Looks like too much exposure to ultraviolet rays is not the only threat when preventing skin cancer. A novel study has reported a surprising link between the condition and fish consumption.
Research has found that eating fish could likely increase the likelihood of skin cancer. And it’s not just the mild form of the condition but also the aggressive form called melanoma.
Brown University and National Cancer Institute researchers monitored the eating habits of 491,367 American adults aged 50-71 for 15 years and evaluated their risk of developing skin cancer based on their fish consumption, Interesting Engineering reported.
They found that the participants who consumed about two servings of fish per week had a 22% risk of developing melanoma than those who consumed less. The same participants demonstrated a 28% higher risk of developing abnormal skin cells that could be precursors to cancer.
One of the authors, Eunyoung Cho, pointed out in a press release that melanoma is the fifth most common cancer in the US, adding that the “risk of developing melanoma over a lifetime is one in 38 for white people, one in 1,000 for Black people and one in 167 for Hispanic people.”
Cho noted that there had been similar scientific efforts aimed at identifying the link between fish intake and melanoma risk, but their results were mostly inconsistent. On the other hand, their findings showed promise, but further investigation is still needed.
“We speculate that our findings could possibly be attributed to contaminants in fish, such as polychlorinated biphenyls, dioxins, arsenic, and mercury,” Cho said. “However, we note that our study did not investigate the concentrations of these contaminants in participants' bodies, and so further research is needed to confirm this relationship.”
It is also worth noting that the fish intake of the participants was only calculated at the beginning of the research. Their consumption might have drastically changed in the course of the study, considering that the scope was 15 years.
Another limitation was found in the lack of data on the risk factors for melanoma among the participants. Mole count, history of sunburn, sunlight exposure, and other behaviors might have given the findings more credibility.

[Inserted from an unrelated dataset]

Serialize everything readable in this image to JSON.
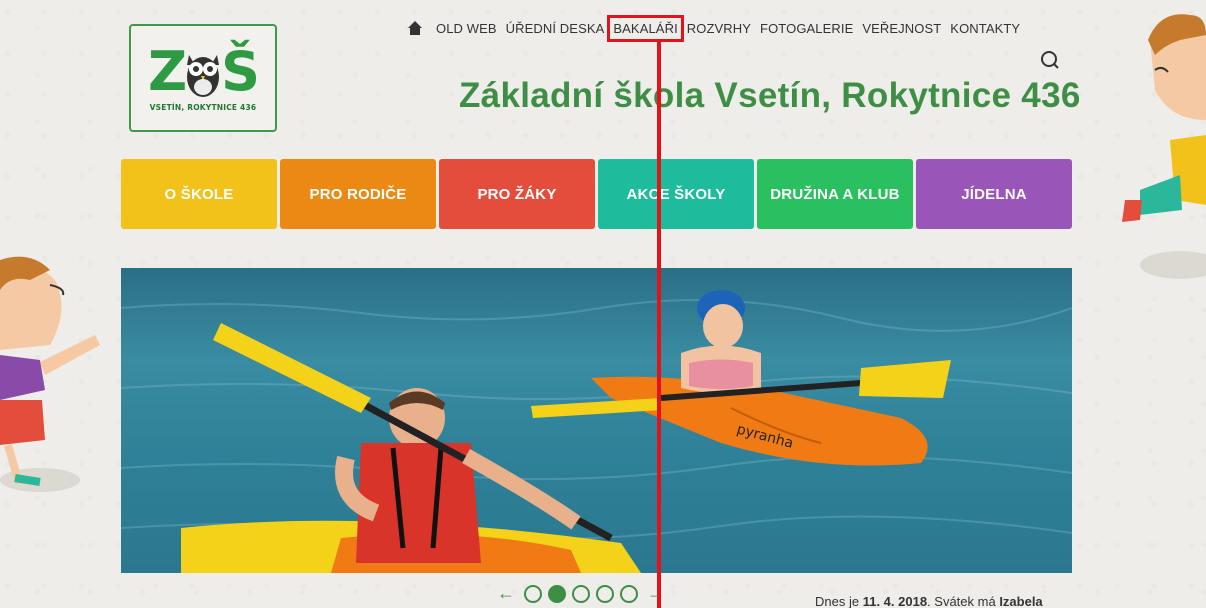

Despite the shortcomings, the study was still lauded for taking the first step in understanding the link between skin cancer and fish intake. Further research could help establish the association between the two.